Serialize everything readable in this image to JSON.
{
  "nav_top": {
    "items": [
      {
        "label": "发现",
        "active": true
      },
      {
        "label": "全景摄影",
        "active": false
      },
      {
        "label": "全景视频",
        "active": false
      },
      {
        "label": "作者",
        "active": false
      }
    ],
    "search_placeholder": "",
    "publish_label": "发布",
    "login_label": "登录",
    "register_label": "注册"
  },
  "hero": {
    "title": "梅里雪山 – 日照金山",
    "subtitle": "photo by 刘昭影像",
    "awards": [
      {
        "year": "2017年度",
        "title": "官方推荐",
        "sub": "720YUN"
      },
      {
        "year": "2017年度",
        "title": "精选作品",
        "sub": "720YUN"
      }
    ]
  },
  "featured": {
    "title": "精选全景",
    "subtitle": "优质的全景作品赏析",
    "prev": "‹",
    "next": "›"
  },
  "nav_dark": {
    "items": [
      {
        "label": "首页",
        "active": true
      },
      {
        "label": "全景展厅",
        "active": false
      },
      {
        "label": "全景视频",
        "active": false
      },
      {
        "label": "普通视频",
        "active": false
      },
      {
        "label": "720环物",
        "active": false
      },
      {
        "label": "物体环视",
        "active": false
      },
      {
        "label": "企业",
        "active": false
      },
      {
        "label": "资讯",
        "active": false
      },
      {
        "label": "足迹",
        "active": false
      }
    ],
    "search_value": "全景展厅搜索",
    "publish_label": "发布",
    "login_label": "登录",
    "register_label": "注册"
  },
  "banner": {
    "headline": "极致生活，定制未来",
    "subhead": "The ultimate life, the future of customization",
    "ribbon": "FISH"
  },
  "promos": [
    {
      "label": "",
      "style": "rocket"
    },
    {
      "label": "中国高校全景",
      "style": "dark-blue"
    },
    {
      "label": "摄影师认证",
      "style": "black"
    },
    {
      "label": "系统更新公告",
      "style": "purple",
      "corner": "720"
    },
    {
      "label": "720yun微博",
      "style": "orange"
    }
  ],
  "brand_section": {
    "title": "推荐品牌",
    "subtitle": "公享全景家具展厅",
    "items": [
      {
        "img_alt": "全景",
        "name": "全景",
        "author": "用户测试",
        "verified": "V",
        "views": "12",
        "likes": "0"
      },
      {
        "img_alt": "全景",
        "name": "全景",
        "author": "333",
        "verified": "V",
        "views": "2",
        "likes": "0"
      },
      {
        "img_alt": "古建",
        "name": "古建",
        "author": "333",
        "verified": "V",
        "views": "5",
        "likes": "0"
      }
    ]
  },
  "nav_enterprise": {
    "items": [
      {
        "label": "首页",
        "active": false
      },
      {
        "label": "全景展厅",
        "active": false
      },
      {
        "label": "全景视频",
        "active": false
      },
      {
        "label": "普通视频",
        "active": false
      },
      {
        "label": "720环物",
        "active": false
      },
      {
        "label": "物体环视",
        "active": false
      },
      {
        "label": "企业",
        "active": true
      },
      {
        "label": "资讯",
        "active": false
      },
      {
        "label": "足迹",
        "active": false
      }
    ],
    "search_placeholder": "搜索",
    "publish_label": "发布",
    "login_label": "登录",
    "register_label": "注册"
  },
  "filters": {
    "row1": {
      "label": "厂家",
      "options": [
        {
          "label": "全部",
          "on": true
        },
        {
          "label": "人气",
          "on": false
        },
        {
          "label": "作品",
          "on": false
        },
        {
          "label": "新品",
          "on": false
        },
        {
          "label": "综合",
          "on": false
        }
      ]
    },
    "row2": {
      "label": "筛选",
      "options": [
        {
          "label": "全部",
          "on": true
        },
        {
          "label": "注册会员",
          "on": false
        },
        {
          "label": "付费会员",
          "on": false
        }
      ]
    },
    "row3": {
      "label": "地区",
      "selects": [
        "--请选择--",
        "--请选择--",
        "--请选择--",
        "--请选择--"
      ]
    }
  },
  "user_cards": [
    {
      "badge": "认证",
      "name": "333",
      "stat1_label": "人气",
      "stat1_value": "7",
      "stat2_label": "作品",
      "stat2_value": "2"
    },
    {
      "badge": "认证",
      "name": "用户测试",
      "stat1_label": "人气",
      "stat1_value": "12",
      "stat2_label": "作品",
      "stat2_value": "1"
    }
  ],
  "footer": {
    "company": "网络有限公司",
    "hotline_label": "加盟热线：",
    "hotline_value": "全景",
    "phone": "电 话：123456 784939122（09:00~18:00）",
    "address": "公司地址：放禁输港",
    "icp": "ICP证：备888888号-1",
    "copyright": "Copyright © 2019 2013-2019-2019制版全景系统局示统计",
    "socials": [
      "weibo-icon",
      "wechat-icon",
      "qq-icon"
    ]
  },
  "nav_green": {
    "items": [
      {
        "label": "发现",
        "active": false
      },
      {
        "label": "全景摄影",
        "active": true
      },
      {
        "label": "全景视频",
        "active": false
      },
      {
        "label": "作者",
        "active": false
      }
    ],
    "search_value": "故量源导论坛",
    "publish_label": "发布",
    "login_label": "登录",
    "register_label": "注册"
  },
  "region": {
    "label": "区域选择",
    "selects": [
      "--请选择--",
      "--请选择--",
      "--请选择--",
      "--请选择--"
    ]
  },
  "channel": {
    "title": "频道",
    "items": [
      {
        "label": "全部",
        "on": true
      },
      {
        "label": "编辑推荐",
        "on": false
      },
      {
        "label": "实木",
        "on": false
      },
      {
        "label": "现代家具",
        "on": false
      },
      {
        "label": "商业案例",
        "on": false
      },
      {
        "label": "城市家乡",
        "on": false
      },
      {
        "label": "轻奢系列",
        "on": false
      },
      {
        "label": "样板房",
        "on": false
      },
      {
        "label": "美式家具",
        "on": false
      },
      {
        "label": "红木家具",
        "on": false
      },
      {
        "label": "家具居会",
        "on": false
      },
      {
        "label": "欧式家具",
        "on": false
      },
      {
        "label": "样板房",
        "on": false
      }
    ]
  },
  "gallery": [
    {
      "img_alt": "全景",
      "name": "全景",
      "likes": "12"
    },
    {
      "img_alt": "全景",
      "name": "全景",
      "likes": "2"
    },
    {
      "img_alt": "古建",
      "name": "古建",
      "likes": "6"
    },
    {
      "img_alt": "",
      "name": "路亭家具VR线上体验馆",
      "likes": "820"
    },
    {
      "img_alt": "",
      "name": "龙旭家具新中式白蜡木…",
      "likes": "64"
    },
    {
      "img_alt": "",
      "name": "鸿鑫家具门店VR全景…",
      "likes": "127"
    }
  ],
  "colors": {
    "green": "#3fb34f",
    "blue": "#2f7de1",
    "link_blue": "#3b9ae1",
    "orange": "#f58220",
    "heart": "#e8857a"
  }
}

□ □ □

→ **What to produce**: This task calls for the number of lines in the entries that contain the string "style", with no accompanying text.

→ **Result of the exercise**: 5